------ RECORDS SUPPLIED ------

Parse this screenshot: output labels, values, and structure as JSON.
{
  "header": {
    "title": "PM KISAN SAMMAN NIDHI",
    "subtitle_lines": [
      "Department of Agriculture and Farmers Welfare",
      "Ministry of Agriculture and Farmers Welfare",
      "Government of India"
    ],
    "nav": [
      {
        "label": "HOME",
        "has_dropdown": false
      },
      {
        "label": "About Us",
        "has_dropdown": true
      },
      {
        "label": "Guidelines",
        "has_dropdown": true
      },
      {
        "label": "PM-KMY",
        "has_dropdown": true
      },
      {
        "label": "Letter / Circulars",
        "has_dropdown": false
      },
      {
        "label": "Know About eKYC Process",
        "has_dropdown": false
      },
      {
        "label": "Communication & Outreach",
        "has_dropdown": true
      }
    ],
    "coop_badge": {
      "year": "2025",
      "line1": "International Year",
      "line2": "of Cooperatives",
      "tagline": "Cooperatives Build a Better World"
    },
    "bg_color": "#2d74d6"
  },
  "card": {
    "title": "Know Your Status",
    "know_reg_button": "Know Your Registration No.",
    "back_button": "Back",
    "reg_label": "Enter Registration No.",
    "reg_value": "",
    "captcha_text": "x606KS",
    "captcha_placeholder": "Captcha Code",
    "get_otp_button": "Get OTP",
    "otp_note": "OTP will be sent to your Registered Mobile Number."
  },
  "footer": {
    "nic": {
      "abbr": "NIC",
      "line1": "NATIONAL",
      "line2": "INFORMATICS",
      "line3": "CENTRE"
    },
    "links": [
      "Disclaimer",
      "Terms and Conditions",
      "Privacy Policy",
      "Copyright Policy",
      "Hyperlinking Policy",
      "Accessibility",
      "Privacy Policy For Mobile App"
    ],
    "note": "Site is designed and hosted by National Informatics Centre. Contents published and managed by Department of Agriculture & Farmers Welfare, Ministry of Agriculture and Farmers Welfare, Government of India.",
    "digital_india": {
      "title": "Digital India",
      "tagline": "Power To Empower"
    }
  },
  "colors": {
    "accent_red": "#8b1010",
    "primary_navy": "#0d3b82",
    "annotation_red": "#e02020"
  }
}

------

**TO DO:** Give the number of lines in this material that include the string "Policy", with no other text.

**ANSWER TO THIS EXERCISE:** 4